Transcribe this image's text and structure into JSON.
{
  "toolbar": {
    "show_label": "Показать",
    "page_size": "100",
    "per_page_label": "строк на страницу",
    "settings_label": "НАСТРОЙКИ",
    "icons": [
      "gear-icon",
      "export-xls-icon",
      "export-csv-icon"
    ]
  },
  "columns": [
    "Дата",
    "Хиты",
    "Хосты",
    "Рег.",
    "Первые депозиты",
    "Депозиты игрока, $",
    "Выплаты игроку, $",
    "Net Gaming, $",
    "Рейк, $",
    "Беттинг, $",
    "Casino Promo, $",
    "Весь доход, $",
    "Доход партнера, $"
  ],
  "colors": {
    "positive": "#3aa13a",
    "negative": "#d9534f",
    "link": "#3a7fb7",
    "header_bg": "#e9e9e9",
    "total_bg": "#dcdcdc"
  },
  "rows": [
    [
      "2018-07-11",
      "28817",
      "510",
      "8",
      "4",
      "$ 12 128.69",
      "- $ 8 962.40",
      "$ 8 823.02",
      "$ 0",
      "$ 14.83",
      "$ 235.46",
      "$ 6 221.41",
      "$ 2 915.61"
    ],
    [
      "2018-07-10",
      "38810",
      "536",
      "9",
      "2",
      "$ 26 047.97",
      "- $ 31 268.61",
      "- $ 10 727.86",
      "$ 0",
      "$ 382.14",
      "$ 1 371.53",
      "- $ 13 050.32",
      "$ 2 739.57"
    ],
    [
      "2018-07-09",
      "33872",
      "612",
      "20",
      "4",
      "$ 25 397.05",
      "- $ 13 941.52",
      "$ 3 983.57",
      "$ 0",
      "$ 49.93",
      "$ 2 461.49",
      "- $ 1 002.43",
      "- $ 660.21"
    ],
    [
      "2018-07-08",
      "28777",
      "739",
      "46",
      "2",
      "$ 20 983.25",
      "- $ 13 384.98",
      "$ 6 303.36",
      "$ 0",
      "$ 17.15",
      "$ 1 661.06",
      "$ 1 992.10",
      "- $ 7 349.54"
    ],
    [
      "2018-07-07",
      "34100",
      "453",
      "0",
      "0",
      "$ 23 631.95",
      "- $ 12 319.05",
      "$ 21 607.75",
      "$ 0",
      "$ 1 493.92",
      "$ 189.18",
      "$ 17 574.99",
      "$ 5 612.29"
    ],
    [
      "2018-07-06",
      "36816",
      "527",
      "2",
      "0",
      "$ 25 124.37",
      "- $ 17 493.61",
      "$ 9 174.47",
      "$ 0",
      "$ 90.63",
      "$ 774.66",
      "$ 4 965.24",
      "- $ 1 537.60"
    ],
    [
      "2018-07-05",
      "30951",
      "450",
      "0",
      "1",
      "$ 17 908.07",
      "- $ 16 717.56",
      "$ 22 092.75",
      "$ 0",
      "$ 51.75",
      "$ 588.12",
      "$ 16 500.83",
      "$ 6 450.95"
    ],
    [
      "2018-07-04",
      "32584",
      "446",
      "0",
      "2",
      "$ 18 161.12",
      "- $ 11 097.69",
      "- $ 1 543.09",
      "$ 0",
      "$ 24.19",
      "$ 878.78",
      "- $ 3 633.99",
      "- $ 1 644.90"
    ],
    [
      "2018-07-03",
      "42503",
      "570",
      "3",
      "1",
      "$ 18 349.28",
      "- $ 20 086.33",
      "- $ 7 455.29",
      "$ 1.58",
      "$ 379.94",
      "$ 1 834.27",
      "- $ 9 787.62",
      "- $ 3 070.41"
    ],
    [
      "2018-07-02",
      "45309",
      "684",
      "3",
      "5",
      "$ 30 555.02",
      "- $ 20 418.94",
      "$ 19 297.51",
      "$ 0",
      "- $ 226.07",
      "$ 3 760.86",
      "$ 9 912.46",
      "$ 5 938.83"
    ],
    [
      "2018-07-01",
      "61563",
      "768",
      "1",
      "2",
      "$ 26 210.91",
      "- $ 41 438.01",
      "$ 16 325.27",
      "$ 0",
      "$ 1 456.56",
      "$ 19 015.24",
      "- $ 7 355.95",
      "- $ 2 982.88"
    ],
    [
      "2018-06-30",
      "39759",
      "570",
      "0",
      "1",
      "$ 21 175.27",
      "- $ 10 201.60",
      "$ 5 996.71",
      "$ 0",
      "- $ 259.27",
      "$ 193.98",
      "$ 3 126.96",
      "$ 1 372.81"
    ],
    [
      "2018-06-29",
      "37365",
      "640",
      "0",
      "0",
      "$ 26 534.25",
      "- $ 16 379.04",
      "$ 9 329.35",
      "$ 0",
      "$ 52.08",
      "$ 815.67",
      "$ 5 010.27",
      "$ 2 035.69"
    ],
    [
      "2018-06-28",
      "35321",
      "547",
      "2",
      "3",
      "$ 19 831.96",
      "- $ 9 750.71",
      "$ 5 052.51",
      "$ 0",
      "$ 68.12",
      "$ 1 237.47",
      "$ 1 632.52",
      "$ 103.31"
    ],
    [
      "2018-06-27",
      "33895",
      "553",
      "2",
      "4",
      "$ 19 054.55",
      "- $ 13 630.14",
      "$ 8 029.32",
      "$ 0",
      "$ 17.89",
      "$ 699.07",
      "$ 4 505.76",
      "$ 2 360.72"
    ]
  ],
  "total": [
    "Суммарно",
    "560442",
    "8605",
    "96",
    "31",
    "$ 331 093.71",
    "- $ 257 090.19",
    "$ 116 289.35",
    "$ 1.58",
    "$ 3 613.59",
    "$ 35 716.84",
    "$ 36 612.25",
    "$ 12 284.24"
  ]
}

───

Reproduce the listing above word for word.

Transcribe this image's text and structure into JSON.
{
  "toolbar": {
    "show_label": "Показать",
    "page_size": "100",
    "per_page_label": "строк на страницу",
    "settings_label": "НАСТРОЙКИ",
    "icons": [
      "gear-icon",
      "export-xls-icon",
      "export-csv-icon"
    ]
  },
  "columns": [
    "Дата",
    "Хиты",
    "Хосты",
    "Рег.",
    "Первые депозиты",
    "Депозиты игрока, $",
    "Выплаты игроку, $",
    "Net Gaming, $",
    "Рейк, $",
    "Беттинг, $",
    "Casino Promo, $",
    "Весь доход, $",
    "Доход партнера, $"
  ],
  "colors": {
    "positive": "#3aa13a",
    "negative": "#d9534f",
    "link": "#3a7fb7",
    "header_bg": "#e9e9e9",
    "total_bg": "#dcdcdc"
  },
  "rows": [
    [
      "2018-07-11",
      "28817",
      "510",
      "8",
      "4",
      "$ 12 128.69",
      "- $ 8 962.40",
      "$ 8 823.02",
      "$ 0",
      "$ 14.83",
      "$ 235.46",
      "$ 6 221.41",
      "$ 2 915.61"
    ],
    [
      "2018-07-10",
      "38810",
      "536",
      "9",
      "2",
      "$ 26 047.97",
      "- $ 31 268.61",
      "- $ 10 727.86",
      "$ 0",
      "$ 382.14",
      "$ 1 371.53",
      "- $ 13 050.32",
      "$ 2 739.57"
    ],
    [
      "2018-07-09",
      "33872",
      "612",
      "20",
      "4",
      "$ 25 397.05",
      "- $ 13 941.52",
      "$ 3 983.57",
      "$ 0",
      "$ 49.93",
      "$ 2 461.49",
      "- $ 1 002.43",
      "- $ 660.21"
    ],
    [
      "2018-07-08",
      "28777",
      "739",
      "46",
      "2",
      "$ 20 983.25",
      "- $ 13 384.98",
      "$ 6 303.36",
      "$ 0",
      "$ 17.15",
      "$ 1 661.06",
      "$ 1 992.10",
      "- $ 7 349.54"
    ],
    [
      "2018-07-07",
      "34100",
      "453",
      "0",
      "0",
      "$ 23 631.95",
      "- $ 12 319.05",
      "$ 21 607.75",
      "$ 0",
      "$ 1 493.92",
      "$ 189.18",
      "$ 17 574.99",
      "$ 5 612.29"
    ],
    [
      "2018-07-06",
      "36816",
      "527",
      "2",
      "0",
      "$ 25 124.37",
      "- $ 17 493.61",
      "$ 9 174.47",
      "$ 0",
      "$ 90.63",
      "$ 774.66",
      "$ 4 965.24",
      "- $ 1 537.60"
    ],
    [
      "2018-07-05",
      "30951",
      "450",
      "0",
      "1",
      "$ 17 908.07",
      "- $ 16 717.56",
      "$ 22 092.75",
      "$ 0",
      "$ 51.75",
      "$ 588.12",
      "$ 16 500.83",
      "$ 6 450.95"
    ],
    [
      "2018-07-04",
      "32584",
      "446",
      "0",
      "2",
      "$ 18 161.12",
      "- $ 11 097.69",
      "- $ 1 543.09",
      "$ 0",
      "$ 24.19",
      "$ 878.78",
      "- $ 3 633.99",
      "- $ 1 644.90"
    ],
    [
      "2018-07-03",
      "42503",
      "570",
      "3",
      "1",
      "$ 18 349.28",
      "- $ 20 086.33",
      "- $ 7 455.29",
      "$ 1.58",
      "$ 379.94",
      "$ 1 834.27",
      "- $ 9 787.62",
      "- $ 3 070.41"
    ],
    [
      "2018-07-02",
      "45309",
      "684",
      "3",
      "5",
      "$ 30 555.02",
      "- $ 20 418.94",
      "$ 19 297.51",
      "$ 0",
      "- $ 226.07",
      "$ 3 760.86",
      "$ 9 912.46",
      "$ 5 938.83"
    ],
    [
      "2018-07-01",
      "61563",
      "768",
      "1",
      "2",
      "$ 26 210.91",
      "- $ 41 438.01",
      "$ 16 325.27",
      "$ 0",
      "$ 1 456.56",
      "$ 19 015.24",
      "- $ 7 355.95",
      "- $ 2 982.88"
    ],
    [
      "2018-06-30",
      "39759",
      "570",
      "0",
      "1",
      "$ 21 175.27",
      "- $ 10 201.60",
      "$ 5 996.71",
      "$ 0",
      "- $ 259.27",
      "$ 193.98",
      "$ 3 126.96",
      "$ 1 372.81"
    ],
    [
      "2018-06-29",
      "37365",
      "640",
      "0",
      "0",
      "$ 26 534.25",
      "- $ 16 379.04",
      "$ 9 329.35",
      "$ 0",
      "$ 52.08",
      "$ 815.67",
      "$ 5 010.27",
      "$ 2 035.69"
    ],
    [
      "2018-06-28",
      "35321",
      "547",
      "2",
      "3",
      "$ 19 831.96",
      "- $ 9 750.71",
      "$ 5 052.51",
      "$ 0",
      "$ 68.12",
      "$ 1 237.47",
      "$ 1 632.52",
      "$ 103.31"
    ],
    [
      "2018-06-27",
      "33895",
      "553",
      "2",
      "4",
      "$ 19 054.55",
      "- $ 13 630.14",
      "$ 8 029.32",
      "$ 0",
      "$ 17.89",
      "$ 699.07",
      "$ 4 505.76",
      "$ 2 360.72"
    ]
  ],
  "total": [
    "Суммарно",
    "560442",
    "8605",
    "96",
    "31",
    "$ 331 093.71",
    "- $ 257 090.19",
    "$ 116 289.35",
    "$ 1.58",
    "$ 3 613.59",
    "$ 35 716.84",
    "$ 36 612.25",
    "$ 12 284.24"
  ]
}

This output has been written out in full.